====== Recorded data

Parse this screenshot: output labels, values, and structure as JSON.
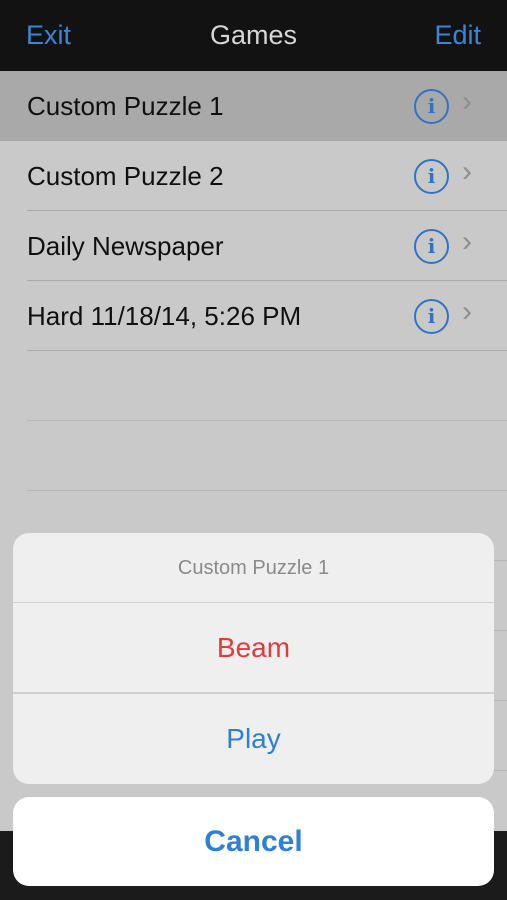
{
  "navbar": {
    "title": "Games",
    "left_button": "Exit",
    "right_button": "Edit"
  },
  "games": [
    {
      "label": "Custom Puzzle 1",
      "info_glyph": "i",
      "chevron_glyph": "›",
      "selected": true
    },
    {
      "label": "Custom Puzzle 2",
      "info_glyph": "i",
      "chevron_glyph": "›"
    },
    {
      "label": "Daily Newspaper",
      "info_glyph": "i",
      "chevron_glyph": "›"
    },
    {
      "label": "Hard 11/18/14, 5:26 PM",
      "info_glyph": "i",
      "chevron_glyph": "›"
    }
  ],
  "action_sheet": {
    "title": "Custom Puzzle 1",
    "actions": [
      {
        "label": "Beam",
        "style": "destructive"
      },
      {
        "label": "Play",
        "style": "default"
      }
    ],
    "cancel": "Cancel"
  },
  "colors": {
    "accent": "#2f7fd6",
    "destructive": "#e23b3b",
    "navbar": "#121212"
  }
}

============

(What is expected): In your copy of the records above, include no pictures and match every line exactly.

(Solution below):
Parse this screenshot: output labels, values, and structure as JSON.
{
  "navbar": {
    "title": "Games",
    "left_button": "Exit",
    "right_button": "Edit"
  },
  "games": [
    {
      "label": "Custom Puzzle 1",
      "info_glyph": "i",
      "chevron_glyph": "›",
      "selected": true
    },
    {
      "label": "Custom Puzzle 2",
      "info_glyph": "i",
      "chevron_glyph": "›"
    },
    {
      "label": "Daily Newspaper",
      "info_glyph": "i",
      "chevron_glyph": "›"
    },
    {
      "label": "Hard 11/18/14, 5:26 PM",
      "info_glyph": "i",
      "chevron_glyph": "›"
    }
  ],
  "action_sheet": {
    "title": "Custom Puzzle 1",
    "actions": [
      {
        "label": "Beam",
        "style": "destructive"
      },
      {
        "label": "Play",
        "style": "default"
      }
    ],
    "cancel": "Cancel"
  },
  "colors": {
    "accent": "#2f7fd6",
    "destructive": "#e23b3b",
    "navbar": "#121212"
  }
}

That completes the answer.